▶ **WORK INSTRUCTION**: Could you restate every line of the data word for word?

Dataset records
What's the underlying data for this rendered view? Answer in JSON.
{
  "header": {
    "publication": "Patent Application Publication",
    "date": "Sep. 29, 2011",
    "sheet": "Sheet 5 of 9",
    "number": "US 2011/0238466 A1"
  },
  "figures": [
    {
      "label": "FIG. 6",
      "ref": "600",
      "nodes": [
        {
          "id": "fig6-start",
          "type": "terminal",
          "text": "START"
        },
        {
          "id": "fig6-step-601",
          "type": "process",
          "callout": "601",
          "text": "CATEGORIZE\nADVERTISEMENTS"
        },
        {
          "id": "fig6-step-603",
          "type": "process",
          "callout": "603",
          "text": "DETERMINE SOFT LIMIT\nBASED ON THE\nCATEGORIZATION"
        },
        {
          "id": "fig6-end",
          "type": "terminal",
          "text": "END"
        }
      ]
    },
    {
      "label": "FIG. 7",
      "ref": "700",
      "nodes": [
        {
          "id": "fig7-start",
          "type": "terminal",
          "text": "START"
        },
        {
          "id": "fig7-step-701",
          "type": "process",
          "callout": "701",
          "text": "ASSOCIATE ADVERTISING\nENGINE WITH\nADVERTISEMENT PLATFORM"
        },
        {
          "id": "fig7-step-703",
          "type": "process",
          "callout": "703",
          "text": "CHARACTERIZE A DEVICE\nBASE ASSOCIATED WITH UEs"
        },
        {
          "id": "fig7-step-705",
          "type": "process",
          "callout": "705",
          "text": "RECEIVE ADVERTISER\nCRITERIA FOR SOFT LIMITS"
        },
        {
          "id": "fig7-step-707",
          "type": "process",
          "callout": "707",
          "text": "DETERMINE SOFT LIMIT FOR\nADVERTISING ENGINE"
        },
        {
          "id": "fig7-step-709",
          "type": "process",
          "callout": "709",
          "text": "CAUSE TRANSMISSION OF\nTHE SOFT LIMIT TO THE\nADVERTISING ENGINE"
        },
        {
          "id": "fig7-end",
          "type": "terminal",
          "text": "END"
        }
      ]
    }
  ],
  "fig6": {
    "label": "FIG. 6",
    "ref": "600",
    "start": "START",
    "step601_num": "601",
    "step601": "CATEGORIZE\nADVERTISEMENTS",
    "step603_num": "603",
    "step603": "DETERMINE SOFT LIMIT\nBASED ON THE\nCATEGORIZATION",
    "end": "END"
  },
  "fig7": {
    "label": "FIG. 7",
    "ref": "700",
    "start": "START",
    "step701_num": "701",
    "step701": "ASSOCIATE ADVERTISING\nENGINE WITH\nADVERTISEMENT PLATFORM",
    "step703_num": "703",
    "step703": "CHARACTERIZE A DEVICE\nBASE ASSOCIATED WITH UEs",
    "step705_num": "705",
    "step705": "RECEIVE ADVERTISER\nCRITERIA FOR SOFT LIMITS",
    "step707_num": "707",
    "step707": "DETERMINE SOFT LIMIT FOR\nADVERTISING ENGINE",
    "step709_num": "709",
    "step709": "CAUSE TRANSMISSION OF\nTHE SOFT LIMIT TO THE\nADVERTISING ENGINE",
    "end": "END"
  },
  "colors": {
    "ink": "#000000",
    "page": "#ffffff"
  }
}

▶ **ANSWER BELOW**:
What's the underlying data for this rendered view? Answer in JSON.
{
  "header": {
    "publication": "Patent Application Publication",
    "date": "Sep. 29, 2011",
    "sheet": "Sheet 5 of 9",
    "number": "US 2011/0238466 A1"
  },
  "figures": [
    {
      "label": "FIG. 6",
      "ref": "600",
      "nodes": [
        {
          "id": "fig6-start",
          "type": "terminal",
          "text": "START"
        },
        {
          "id": "fig6-step-601",
          "type": "process",
          "callout": "601",
          "text": "CATEGORIZE\nADVERTISEMENTS"
        },
        {
          "id": "fig6-step-603",
          "type": "process",
          "callout": "603",
          "text": "DETERMINE SOFT LIMIT\nBASED ON THE\nCATEGORIZATION"
        },
        {
          "id": "fig6-end",
          "type": "terminal",
          "text": "END"
        }
      ]
    },
    {
      "label": "FIG. 7",
      "ref": "700",
      "nodes": [
        {
          "id": "fig7-start",
          "type": "terminal",
          "text": "START"
        },
        {
          "id": "fig7-step-701",
          "type": "process",
          "callout": "701",
          "text": "ASSOCIATE ADVERTISING\nENGINE WITH\nADVERTISEMENT PLATFORM"
        },
        {
          "id": "fig7-step-703",
          "type": "process",
          "callout": "703",
          "text": "CHARACTERIZE A DEVICE\nBASE ASSOCIATED WITH UEs"
        },
        {
          "id": "fig7-step-705",
          "type": "process",
          "callout": "705",
          "text": "RECEIVE ADVERTISER\nCRITERIA FOR SOFT LIMITS"
        },
        {
          "id": "fig7-step-707",
          "type": "process",
          "callout": "707",
          "text": "DETERMINE SOFT LIMIT FOR\nADVERTISING ENGINE"
        },
        {
          "id": "fig7-step-709",
          "type": "process",
          "callout": "709",
          "text": "CAUSE TRANSMISSION OF\nTHE SOFT LIMIT TO THE\nADVERTISING ENGINE"
        },
        {
          "id": "fig7-end",
          "type": "terminal",
          "text": "END"
        }
      ]
    }
  ],
  "fig6": {
    "label": "FIG. 6",
    "ref": "600",
    "start": "START",
    "step601_num": "601",
    "step601": "CATEGORIZE\nADVERTISEMENTS",
    "step603_num": "603",
    "step603": "DETERMINE SOFT LIMIT\nBASED ON THE\nCATEGORIZATION",
    "end": "END"
  },
  "fig7": {
    "label": "FIG. 7",
    "ref": "700",
    "start": "START",
    "step701_num": "701",
    "step701": "ASSOCIATE ADVERTISING\nENGINE WITH\nADVERTISEMENT PLATFORM",
    "step703_num": "703",
    "step703": "CHARACTERIZE A DEVICE\nBASE ASSOCIATED WITH UEs",
    "step705_num": "705",
    "step705": "RECEIVE ADVERTISER\nCRITERIA FOR SOFT LIMITS",
    "step707_num": "707",
    "step707": "DETERMINE SOFT LIMIT FOR\nADVERTISING ENGINE",
    "step709_num": "709",
    "step709": "CAUSE TRANSMISSION OF\nTHE SOFT LIMIT TO THE\nADVERTISING ENGINE",
    "end": "END"
  },
  "colors": {
    "ink": "#000000",
    "page": "#ffffff"
  }
}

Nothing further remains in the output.